As he sat in front of a room of assembled journalists at the Television Critics Assn. press tour in Pasadena to discuss
"I was lucky enough to go with Damon Lindelof and Carlton Cuse to Maine, where my wife is from, to sit with Stephen and go to a horror movie with him afterward," Abrams said, going on to detail the encounter and their viewing of "The Descent." "Every time someone died horribly on screen, he would cheer, and I just fell in love with him."
King's novel is a meaty thriller that follows the tale of a time traveler attempting to stop the assassination of President John F. Kennedy. Executive producers Abrams and Bridget Carpenter maintain that what changes they've made from the source material were necessary and judicious.
According to Abrams, King agrees with them.
"I was unsure he was going to embrace some of these significant adjustments, but they were necessary and he saw that," Abrams said.
Beyond matters of adaptation, Carpenter has been fixated throughout the process on ensuring an accurate representation of the entire era surrounding the Kennedy assassination.

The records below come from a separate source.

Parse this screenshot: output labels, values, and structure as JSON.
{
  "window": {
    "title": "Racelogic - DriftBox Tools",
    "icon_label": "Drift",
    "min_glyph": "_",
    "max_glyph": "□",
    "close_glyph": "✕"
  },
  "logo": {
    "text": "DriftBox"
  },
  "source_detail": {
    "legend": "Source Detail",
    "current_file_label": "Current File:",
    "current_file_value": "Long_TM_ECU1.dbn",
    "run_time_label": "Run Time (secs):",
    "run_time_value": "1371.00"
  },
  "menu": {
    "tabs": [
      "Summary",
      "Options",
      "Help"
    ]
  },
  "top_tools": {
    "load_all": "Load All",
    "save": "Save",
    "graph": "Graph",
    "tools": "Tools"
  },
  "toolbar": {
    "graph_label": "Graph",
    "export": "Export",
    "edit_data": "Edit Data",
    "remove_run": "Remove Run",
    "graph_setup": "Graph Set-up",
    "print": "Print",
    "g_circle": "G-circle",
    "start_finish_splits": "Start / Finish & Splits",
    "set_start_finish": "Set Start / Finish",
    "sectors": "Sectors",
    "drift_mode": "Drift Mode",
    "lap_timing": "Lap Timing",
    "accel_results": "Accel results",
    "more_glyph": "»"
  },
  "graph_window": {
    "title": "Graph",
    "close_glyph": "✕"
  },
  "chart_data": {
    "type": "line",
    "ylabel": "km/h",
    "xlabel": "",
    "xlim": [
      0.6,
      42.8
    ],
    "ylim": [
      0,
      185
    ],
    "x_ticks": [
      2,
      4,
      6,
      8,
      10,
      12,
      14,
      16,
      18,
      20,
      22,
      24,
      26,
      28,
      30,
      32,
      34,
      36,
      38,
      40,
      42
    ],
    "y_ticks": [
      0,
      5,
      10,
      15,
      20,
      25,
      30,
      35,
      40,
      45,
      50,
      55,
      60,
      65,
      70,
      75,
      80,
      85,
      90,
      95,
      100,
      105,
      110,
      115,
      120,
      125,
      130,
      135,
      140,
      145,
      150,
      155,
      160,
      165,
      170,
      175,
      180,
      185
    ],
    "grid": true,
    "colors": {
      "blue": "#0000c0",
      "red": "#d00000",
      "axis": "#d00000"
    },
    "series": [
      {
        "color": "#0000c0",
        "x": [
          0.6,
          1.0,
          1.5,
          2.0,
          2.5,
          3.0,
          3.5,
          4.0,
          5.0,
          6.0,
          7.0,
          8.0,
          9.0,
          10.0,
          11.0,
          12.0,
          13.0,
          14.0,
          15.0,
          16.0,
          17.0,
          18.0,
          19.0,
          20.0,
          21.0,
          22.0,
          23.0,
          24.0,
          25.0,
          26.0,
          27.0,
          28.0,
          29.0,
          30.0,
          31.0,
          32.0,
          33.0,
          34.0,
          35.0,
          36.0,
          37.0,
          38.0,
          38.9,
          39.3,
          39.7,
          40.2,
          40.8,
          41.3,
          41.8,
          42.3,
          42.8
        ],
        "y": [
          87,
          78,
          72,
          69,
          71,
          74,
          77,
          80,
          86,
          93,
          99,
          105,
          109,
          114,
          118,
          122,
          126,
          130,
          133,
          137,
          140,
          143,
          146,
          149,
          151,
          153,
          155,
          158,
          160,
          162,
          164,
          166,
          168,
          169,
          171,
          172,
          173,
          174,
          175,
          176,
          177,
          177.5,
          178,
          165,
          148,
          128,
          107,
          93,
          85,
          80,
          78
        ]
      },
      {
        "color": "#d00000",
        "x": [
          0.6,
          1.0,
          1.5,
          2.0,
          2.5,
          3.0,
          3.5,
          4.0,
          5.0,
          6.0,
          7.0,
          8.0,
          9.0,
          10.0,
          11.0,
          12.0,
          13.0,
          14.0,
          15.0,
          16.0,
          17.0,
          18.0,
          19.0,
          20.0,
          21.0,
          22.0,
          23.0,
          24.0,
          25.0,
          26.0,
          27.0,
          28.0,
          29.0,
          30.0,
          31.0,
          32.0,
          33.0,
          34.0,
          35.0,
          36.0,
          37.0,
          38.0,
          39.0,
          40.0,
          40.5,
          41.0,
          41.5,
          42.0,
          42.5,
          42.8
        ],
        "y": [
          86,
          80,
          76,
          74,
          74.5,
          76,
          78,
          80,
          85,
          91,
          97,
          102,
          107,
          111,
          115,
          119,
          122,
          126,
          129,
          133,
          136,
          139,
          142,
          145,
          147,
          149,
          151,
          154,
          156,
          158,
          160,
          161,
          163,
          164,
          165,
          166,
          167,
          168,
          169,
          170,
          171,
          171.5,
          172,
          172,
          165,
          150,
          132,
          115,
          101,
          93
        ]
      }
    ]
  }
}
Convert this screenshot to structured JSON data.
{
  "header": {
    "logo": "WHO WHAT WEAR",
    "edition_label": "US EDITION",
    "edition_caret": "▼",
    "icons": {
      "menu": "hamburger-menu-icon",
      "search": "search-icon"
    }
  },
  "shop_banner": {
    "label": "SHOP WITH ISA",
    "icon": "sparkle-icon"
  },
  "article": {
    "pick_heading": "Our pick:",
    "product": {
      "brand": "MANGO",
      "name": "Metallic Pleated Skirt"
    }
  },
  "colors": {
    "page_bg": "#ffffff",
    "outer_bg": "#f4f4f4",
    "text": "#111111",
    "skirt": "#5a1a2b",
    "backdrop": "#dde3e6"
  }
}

"That era of Kennedy, was probably up until that time, the most photographed presidency. We're talking about the most beautiful couple that ever walked into the White House," Carpenter explained, going on to say, "You don't need to know much about Kennedy or the events to know those images. As American people, they're emblazoned on us."
It's these unshakable images that drive the series to be so meticulous in its representation of events — whether it's designers going through the Zapruder film frame by frame to recreate costumes or the shooting in Dallas — and that emotion carries through to the actors' experiences as well.
The cast was awed by their time in Dallas.
James Franco, who plays time traveler Jake Epping, said the process was like revisiting the past, but also doing something new.
Co-stars Daniel Webber and T.R. Knight had similar things to say about the process.
"There was such an excitement going in there and attempting to recreate the film and the images," Webber said.
Knight said the time spent in Dallas was "like going to a wake," adding that "your skin feels different."
Hulu's "11.22.63" airs the first of its eight episodes Feb. 15.